    • b) Disadvantages - lack of flexibility and requires more maintenance, potential for loop-holes
  9. Common Insurance Accounts: Balance Sheet - Assets
    • 1. Premiums Receivable: due to policies either from the agent or policyholder
    • 2. Reinsurance Recoverables: paid recoverables from reinsurers
    • 3. Deferred acquisition costs (DAC): Expense payments deferred for income statement purposes under deferral/matching accounting paradigm
  10. Common Insurance Accounts: Balance Sheet - Liabilities
    • 1. Policy Liabilities - liability for inforce insurance contracts for future events
    • 2. Unearned Premium Liability - portion of policy premium for the unexpired portion of policy
    • 3. Claim Liabilities - liability for events that have occurred
    • 4. Claim Expense Liabilities - liability for cost of settling or defending claims for events that have occurred
    • 5. Insurance Expense Liabilities - liability for expenses incurred but unpaid
  11. Common Insurace Accounts: Income Statement
    • 1. Premiums - under deferral/matching earned, under asset/liability written
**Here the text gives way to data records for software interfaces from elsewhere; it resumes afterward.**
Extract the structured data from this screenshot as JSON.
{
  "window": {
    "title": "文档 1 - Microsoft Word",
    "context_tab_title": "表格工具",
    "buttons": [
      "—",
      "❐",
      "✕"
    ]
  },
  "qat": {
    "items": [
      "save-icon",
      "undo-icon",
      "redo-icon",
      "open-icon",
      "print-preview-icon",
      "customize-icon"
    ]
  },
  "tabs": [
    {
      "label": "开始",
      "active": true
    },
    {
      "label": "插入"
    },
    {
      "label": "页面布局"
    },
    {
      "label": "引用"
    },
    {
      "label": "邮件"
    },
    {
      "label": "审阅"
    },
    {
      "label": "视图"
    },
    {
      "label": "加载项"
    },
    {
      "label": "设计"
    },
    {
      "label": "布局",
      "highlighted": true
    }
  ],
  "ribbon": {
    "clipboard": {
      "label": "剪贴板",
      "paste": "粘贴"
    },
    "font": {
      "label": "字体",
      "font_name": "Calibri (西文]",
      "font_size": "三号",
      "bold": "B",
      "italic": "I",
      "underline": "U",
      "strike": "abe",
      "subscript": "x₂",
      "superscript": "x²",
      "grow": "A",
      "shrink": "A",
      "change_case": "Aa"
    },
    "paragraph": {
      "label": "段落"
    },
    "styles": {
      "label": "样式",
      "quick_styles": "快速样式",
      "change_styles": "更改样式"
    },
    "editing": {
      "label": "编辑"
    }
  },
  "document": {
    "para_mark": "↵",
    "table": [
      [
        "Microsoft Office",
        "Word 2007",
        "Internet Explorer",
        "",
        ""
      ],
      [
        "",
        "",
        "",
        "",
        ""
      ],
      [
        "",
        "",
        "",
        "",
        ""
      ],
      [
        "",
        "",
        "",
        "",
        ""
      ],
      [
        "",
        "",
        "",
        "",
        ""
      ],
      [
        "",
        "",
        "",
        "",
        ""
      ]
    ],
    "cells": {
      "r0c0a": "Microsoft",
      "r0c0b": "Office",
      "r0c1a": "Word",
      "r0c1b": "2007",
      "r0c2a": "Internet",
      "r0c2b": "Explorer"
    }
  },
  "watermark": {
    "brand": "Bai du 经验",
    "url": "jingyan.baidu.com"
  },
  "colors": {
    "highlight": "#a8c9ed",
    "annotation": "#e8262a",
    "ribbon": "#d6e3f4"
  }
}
    • 2. Losses - claims incurred during reporting period
    • 3. Loss Expenses - claim expenses incurred on claims incurred during reporting period
    • 4. Underwriting Expenses - expenses incurred that directly relate to the insurance operation
    • 5. Underwriting Income - premium minus losses, loss expenses,and u/w expenses
    • 6. Policyholder Dividends - generally included in u/w income, but may be subtracted from revenues
  12. 3 Conditions for Biased Accounting Information to be Useful
    • 1. Bias is consistent over time
    • 2. User understands the bias
    • 3. User can adjust the bias to reflect their own bias
  13. 3 Characteristics of Relevant Information
    • 1. Timely
    • 2. Has predictive value
    • 3. Provides useful feedback on past decisions
  14. 4 Characteristics of Reliable Information
    • 1. Representational faithfulness - info represents what it claims to represent
    • 2. Veri fiability - another person should be able to recreate using same info
    • 3. Completeness - should not be missing a material fact that would make info misleading
    • 4. Neutrality - lack of bias
  15. Change in Accounting Principle vs. Change in Accounting Estimate
    • 1. Change in accounting principle
    • a) May require disclosure and recalculation of prior results
    • 2. Change in Accounting estimate
    • a) Would generally involve no prior period recalculation and only impact the latest reporting period
  16. 3 Ways to Treat Discounting of Liabilities on Balance Sheet
    • 1. Liability reported on undiscounted basis and amount of discount treated as an asset
    • 2. Liability could be reported on a discounted basis directly
    • 3. Include discount as a contra-liability in a separate liability account
  17. 2 Ways to Treat Discounting of Liabilities on Income Statement
    • 1. Report unwinding of discount over time as an interest expense
    • 2. Report unwinding as a change in liability estimate with separate disclosure
Card Set
Blanchard Accounting